DATASET EXCERPTS »
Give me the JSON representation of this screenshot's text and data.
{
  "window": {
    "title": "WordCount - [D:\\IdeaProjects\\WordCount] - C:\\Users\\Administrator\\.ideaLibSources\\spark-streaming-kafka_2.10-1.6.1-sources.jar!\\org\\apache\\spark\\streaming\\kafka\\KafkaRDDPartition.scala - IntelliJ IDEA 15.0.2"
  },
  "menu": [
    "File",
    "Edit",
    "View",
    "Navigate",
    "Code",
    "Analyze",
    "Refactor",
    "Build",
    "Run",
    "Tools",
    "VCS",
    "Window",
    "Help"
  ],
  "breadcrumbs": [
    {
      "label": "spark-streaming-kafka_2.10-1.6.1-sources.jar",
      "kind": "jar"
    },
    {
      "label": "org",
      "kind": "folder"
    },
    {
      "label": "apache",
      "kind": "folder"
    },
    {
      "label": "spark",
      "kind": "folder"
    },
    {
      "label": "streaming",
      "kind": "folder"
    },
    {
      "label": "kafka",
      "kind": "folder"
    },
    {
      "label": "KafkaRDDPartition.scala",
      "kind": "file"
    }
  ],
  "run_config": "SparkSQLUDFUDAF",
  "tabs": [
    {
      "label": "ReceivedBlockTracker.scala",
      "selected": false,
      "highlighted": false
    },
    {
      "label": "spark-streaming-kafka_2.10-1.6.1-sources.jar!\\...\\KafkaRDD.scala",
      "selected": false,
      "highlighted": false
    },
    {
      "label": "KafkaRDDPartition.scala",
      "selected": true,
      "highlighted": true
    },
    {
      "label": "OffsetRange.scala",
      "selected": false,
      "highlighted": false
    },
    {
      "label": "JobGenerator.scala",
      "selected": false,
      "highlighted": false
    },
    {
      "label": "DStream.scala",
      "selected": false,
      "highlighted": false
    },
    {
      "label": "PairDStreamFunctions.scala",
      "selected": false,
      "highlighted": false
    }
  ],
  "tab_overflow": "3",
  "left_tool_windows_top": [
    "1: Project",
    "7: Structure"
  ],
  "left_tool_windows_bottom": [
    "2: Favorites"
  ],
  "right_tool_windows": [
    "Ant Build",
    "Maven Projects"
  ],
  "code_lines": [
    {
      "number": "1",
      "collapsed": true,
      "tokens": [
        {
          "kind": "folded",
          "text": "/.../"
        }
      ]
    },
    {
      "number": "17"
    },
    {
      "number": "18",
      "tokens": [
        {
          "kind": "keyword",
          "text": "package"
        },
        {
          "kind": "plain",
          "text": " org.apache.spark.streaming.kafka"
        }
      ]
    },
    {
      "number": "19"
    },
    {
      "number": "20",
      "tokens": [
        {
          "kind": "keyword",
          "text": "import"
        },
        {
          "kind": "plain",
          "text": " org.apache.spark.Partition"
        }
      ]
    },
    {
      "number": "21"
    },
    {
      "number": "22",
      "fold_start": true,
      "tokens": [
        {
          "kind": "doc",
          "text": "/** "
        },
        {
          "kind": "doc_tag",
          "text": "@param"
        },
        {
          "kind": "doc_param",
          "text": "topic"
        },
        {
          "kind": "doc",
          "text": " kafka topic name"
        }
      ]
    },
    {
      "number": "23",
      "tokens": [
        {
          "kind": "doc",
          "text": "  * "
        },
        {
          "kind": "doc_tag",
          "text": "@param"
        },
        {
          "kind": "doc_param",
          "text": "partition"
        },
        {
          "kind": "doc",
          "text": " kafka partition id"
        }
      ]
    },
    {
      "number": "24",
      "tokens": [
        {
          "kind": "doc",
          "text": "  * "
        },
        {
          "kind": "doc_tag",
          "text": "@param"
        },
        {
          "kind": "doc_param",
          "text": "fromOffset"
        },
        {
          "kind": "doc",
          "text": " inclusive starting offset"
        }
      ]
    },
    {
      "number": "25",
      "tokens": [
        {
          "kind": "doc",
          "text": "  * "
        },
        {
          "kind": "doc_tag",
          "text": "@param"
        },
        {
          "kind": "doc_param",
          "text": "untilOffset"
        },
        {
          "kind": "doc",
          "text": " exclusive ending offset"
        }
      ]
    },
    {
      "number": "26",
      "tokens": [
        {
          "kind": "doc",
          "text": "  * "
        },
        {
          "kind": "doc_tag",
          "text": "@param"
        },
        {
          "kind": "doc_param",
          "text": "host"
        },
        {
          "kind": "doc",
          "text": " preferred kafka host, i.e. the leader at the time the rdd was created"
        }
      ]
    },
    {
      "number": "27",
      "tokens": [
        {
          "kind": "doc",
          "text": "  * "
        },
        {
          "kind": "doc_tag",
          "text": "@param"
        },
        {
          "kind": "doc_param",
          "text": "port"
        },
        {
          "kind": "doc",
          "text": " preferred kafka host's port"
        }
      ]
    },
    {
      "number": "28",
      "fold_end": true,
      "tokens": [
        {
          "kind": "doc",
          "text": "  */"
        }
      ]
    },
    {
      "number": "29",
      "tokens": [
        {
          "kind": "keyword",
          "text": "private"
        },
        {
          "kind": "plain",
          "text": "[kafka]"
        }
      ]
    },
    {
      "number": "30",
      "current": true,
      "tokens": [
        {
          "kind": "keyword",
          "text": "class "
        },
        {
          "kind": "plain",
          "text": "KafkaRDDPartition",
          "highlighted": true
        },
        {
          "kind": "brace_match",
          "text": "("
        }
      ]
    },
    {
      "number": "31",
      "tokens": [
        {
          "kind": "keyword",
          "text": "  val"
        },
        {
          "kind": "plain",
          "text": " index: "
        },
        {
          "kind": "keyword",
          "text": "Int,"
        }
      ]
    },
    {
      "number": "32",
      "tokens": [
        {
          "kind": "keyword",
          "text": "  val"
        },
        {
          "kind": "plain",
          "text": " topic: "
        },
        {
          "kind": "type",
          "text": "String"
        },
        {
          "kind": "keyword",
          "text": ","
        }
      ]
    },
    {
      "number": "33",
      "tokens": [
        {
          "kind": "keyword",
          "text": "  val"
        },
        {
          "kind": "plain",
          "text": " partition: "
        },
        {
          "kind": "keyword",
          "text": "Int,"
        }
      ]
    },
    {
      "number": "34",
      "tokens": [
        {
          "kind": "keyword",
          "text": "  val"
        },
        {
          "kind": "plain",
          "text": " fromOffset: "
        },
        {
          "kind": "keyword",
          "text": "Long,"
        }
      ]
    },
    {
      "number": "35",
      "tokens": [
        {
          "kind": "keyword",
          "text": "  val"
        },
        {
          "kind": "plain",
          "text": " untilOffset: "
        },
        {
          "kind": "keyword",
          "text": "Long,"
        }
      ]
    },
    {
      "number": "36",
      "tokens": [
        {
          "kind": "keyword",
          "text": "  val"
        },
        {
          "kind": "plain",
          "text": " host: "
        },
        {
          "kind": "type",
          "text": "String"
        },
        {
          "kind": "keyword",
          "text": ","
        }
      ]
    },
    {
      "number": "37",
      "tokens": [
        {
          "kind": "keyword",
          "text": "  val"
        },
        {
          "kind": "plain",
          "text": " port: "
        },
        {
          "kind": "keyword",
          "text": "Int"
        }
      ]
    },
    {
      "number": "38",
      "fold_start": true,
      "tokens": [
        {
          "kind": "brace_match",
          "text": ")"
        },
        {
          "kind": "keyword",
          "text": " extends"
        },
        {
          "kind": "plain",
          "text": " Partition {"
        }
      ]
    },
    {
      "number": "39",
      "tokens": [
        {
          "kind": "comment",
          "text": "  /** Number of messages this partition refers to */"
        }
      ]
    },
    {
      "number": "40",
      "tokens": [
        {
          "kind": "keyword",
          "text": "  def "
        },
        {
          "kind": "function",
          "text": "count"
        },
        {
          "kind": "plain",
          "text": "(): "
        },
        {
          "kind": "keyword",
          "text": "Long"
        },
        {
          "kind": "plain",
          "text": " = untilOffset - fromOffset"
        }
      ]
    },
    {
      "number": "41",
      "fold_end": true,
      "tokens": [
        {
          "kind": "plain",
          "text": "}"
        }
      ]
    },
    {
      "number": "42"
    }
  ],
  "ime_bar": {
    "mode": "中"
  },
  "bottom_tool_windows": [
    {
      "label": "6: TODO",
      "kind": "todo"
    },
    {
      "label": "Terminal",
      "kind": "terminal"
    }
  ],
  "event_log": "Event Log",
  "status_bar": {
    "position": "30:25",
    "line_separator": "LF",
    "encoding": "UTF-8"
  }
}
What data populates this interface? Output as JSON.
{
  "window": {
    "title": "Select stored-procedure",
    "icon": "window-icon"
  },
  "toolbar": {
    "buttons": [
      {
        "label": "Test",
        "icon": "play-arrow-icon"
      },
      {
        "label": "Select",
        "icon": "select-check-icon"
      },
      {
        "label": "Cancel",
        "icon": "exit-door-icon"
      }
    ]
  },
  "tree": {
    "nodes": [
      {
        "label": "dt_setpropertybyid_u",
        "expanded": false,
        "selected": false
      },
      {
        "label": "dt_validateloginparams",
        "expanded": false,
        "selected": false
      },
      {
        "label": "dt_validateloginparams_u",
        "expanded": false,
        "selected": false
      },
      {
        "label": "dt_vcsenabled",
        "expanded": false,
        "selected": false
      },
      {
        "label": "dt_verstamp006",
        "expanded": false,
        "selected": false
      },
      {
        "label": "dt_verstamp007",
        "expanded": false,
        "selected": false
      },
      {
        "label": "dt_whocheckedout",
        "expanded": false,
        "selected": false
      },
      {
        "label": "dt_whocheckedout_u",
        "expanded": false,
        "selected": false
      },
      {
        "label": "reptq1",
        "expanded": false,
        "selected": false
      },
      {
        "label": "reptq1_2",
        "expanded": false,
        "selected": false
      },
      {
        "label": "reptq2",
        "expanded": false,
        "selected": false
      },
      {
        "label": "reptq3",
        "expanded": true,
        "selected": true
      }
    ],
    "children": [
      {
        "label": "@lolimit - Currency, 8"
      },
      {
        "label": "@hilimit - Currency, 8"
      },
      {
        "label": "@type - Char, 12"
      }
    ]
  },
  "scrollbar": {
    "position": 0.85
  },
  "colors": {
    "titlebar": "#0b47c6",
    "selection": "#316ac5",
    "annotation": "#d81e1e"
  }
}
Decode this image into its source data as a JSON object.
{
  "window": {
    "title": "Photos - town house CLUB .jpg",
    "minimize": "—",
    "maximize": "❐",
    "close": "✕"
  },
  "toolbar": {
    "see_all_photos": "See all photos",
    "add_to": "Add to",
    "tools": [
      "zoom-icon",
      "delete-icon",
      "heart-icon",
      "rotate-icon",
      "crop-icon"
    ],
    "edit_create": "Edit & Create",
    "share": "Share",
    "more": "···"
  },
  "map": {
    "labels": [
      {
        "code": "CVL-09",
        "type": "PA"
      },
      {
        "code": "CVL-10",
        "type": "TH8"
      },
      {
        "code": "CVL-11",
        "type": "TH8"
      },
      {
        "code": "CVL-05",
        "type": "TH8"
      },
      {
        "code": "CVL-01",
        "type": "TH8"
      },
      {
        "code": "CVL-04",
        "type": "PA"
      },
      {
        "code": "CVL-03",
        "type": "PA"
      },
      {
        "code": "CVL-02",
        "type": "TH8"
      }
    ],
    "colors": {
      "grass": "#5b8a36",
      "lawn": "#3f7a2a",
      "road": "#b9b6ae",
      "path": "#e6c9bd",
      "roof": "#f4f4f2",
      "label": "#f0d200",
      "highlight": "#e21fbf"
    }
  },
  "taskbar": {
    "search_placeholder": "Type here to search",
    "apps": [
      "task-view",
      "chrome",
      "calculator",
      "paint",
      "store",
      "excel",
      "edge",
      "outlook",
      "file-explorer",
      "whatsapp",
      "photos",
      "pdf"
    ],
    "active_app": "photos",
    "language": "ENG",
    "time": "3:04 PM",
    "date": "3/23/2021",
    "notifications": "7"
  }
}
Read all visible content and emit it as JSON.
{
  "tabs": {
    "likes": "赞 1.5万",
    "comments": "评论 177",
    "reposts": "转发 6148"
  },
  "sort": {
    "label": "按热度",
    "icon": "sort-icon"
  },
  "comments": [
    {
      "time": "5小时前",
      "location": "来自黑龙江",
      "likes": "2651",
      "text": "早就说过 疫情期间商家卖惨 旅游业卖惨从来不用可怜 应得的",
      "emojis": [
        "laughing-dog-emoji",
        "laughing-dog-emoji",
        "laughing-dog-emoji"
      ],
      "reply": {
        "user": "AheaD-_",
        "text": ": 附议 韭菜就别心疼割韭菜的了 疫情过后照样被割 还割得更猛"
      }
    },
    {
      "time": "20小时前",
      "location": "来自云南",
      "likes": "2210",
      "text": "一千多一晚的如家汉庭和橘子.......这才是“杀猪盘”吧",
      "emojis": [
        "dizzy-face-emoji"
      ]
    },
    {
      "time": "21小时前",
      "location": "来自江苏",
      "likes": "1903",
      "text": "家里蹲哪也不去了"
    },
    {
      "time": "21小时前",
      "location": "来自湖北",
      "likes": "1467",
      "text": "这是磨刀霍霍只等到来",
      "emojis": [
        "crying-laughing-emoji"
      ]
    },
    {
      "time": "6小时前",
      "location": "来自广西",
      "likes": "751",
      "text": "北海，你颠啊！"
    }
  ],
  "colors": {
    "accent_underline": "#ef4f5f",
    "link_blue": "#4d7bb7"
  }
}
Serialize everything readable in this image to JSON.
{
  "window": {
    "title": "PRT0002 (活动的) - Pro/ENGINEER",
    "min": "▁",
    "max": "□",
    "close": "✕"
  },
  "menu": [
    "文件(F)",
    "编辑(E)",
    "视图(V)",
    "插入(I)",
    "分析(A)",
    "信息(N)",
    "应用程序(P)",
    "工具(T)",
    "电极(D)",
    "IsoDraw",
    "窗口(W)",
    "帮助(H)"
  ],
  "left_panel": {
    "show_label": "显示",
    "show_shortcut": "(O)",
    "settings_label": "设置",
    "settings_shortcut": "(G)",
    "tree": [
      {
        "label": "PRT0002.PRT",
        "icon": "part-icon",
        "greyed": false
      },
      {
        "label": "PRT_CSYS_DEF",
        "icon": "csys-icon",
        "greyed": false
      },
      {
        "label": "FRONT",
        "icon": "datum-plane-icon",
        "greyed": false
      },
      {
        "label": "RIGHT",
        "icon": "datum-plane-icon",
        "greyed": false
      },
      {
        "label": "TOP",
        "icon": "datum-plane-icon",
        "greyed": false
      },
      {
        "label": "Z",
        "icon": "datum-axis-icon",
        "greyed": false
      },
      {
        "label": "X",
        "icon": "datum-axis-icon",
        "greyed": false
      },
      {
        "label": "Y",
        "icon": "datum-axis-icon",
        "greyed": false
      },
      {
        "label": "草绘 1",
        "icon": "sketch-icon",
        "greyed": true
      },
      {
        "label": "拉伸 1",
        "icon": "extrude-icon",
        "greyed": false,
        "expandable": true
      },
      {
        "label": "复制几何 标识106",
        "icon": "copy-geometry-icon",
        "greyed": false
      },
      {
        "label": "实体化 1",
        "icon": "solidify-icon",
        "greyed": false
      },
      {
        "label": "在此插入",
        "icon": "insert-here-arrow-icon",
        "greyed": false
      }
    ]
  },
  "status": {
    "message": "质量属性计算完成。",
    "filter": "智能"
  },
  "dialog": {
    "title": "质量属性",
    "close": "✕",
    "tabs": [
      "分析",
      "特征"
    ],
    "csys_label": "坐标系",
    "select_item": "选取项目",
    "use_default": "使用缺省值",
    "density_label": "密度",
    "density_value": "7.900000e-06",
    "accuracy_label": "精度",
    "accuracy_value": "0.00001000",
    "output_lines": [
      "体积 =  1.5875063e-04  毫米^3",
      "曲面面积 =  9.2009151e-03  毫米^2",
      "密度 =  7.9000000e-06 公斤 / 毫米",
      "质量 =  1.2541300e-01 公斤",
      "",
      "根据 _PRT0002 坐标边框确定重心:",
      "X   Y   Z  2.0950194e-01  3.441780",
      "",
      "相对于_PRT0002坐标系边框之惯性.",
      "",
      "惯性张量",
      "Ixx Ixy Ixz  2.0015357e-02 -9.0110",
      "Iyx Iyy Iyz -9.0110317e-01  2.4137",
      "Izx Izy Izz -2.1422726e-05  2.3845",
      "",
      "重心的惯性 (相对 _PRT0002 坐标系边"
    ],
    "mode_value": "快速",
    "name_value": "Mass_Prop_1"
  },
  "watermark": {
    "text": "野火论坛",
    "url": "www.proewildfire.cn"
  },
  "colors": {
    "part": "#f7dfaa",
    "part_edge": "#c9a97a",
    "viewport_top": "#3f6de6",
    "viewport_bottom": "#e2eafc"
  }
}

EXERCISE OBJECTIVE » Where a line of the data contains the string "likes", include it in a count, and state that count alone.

WRITTEN SOLUTION » 6